Narrator: This is Science Today. While it's now a well-known fact, the link between tobacco smoke and lung cancer didn't start to emerge in this country until the late Fifties and early-Sixties. Dr. Sanford Barsky, a professor of pathology at UCLA, explains why.
Barsky: We didn't recognize that tobacco was dangerous for at least fifty years of this century because of the long latency that's required for full lung cancer development.
Narrator: For years, tobacco was the only smoked substance linked to lung cancer, but now Barsky's lab has found a similar cancer link between heavy marijuana and crack cocaine use.
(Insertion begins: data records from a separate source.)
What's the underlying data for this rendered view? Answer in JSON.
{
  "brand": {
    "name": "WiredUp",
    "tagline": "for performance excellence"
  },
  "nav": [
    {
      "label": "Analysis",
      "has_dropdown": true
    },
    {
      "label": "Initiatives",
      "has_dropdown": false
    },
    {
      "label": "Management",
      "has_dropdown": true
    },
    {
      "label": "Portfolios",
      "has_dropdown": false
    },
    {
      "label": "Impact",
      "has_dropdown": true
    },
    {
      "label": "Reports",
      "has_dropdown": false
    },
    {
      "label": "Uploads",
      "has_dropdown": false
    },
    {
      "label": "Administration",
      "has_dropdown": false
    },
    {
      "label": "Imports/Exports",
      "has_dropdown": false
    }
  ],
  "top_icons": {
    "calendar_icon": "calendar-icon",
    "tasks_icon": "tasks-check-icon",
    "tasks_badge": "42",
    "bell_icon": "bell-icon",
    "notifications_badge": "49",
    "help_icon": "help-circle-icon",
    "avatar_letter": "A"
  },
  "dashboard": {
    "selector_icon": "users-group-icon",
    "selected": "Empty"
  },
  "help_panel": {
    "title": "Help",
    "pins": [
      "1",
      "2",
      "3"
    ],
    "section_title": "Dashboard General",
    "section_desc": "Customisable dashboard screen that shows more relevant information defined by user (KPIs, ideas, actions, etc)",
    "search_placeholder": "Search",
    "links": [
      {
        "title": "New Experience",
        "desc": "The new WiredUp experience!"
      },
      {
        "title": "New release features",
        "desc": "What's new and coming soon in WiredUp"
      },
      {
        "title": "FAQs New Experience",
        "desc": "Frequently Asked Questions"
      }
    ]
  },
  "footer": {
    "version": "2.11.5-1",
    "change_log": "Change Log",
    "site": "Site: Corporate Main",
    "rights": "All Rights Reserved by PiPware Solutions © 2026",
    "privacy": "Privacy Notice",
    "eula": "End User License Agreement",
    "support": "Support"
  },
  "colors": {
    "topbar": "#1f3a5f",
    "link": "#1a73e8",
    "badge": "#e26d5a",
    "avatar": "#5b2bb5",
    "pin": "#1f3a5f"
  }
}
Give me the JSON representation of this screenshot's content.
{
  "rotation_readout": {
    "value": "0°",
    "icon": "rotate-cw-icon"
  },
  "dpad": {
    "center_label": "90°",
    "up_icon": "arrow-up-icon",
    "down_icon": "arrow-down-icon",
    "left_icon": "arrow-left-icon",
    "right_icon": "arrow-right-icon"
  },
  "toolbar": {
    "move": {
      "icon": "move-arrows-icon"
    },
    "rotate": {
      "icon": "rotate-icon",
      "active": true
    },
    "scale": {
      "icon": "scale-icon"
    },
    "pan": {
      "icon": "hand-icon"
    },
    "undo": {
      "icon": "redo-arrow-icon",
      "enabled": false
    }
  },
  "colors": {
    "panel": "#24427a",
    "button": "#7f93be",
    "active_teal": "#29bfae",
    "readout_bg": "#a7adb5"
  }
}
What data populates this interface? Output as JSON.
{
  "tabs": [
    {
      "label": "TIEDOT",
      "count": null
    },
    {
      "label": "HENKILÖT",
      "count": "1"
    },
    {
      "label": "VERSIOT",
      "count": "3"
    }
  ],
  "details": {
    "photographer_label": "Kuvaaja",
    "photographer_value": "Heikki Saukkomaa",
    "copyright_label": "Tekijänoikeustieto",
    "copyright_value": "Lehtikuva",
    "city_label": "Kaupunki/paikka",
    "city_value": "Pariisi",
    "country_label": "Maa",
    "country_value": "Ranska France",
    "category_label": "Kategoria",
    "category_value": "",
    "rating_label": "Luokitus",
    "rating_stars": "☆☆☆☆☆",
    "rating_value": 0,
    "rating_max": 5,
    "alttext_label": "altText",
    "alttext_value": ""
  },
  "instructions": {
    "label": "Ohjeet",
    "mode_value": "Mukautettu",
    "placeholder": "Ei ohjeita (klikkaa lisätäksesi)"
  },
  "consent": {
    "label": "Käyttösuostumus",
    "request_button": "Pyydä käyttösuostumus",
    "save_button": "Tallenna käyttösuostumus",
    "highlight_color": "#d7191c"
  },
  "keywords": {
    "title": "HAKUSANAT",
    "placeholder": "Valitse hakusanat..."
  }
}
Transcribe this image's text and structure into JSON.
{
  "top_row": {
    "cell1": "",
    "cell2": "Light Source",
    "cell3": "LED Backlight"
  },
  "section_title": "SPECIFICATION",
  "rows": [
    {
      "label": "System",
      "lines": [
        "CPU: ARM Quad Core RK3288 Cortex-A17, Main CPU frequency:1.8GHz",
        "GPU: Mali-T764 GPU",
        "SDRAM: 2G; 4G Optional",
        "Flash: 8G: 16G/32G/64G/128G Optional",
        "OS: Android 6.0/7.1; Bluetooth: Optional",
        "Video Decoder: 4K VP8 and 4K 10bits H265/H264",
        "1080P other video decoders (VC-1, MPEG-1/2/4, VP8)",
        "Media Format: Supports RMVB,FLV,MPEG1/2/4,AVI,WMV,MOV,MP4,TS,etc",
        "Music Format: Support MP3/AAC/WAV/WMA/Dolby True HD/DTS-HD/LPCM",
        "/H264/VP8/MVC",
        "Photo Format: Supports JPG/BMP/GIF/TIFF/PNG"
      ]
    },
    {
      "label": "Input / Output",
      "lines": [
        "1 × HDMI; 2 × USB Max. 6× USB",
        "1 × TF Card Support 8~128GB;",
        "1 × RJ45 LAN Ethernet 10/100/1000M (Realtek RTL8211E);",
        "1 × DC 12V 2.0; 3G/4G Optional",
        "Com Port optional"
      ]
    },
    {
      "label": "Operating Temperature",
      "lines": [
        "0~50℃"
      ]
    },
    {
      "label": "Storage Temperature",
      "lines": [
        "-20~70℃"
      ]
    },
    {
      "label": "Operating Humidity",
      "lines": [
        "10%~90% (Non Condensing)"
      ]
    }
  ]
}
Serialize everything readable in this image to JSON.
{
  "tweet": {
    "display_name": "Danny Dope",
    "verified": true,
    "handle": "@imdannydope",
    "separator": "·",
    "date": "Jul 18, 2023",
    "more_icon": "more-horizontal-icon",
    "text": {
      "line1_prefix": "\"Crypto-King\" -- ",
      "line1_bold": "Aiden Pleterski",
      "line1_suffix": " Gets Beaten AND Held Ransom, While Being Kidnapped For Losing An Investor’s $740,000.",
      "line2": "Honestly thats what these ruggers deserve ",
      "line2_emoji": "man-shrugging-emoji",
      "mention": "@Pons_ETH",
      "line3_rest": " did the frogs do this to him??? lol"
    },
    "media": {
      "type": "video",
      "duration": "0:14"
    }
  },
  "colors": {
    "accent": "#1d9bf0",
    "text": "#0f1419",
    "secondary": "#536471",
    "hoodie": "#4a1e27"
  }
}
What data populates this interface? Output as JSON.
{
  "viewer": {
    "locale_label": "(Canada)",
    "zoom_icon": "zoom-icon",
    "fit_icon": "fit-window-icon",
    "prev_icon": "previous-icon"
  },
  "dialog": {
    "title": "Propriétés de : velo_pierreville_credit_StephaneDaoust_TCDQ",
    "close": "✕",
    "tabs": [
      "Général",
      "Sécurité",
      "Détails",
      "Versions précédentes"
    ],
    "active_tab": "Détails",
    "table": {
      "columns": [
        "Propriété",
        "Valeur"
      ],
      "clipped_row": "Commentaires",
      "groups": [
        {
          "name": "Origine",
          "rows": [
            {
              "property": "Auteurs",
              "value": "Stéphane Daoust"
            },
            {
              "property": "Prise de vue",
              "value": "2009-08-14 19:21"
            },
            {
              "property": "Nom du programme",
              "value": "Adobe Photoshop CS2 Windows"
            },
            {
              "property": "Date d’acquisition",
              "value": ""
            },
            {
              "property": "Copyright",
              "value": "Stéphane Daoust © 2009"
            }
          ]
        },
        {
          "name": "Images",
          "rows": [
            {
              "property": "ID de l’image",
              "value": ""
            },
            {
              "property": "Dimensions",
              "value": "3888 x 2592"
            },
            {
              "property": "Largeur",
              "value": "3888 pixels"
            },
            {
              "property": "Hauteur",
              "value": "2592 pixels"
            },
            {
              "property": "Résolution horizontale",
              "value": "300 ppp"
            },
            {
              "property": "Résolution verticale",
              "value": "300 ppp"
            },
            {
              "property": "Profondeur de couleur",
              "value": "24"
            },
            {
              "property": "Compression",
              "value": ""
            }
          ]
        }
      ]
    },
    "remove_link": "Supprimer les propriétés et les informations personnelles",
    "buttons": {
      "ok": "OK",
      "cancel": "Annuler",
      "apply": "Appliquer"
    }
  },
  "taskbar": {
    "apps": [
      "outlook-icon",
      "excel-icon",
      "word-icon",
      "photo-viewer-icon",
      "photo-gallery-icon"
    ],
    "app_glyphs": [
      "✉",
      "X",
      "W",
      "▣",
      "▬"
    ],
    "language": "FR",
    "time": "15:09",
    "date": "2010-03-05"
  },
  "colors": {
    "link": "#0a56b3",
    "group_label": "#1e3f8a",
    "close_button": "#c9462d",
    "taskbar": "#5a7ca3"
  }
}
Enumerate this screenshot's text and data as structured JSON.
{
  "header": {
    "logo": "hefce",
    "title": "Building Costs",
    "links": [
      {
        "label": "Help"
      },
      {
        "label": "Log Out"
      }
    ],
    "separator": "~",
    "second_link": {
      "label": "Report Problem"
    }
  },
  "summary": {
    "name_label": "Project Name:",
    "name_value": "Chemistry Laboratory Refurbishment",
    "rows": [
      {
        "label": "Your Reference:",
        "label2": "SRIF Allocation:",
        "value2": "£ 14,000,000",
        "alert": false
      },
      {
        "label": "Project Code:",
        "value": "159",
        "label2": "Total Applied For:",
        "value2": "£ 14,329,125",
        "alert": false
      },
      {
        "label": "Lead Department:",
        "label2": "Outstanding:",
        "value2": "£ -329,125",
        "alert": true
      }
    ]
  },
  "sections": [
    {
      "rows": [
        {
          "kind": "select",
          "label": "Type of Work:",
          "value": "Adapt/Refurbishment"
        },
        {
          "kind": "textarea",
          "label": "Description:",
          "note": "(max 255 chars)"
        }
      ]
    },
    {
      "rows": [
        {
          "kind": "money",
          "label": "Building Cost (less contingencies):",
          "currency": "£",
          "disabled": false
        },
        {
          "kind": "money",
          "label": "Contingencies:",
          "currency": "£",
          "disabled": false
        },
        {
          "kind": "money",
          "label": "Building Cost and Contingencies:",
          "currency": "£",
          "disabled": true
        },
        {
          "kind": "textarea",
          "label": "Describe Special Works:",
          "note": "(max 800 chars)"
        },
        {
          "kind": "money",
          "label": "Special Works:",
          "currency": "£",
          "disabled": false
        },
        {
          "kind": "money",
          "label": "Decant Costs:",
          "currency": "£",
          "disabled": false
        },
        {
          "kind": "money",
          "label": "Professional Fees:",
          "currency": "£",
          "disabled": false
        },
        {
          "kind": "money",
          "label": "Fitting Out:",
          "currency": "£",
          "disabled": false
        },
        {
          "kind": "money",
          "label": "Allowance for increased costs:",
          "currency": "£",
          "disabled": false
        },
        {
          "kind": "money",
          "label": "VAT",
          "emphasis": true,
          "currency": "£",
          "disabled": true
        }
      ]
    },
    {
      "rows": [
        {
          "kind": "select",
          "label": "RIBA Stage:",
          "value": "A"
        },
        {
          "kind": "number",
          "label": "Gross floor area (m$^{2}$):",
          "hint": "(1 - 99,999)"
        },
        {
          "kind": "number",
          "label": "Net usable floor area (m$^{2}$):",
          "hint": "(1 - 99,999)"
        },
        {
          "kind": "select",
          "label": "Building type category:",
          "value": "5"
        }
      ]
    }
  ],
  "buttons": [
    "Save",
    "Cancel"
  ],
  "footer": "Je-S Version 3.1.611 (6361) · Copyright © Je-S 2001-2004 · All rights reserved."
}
Barsky: Habitual smoking of marijuana and crack cocaine, as far as the respiratory tract goes, is not beneficial. We think of these drugs in terms of an organ - mainly the brain. They're targeting that sight but we have to remember that the route of administration is through the bronchial tract and through the lungs and therefore, obviously, those are potential sites of action. We've demonstrated in this study that these smoked substances do cause damage to these sites.
Narrator: For Science Today, I'm Larissa Branin.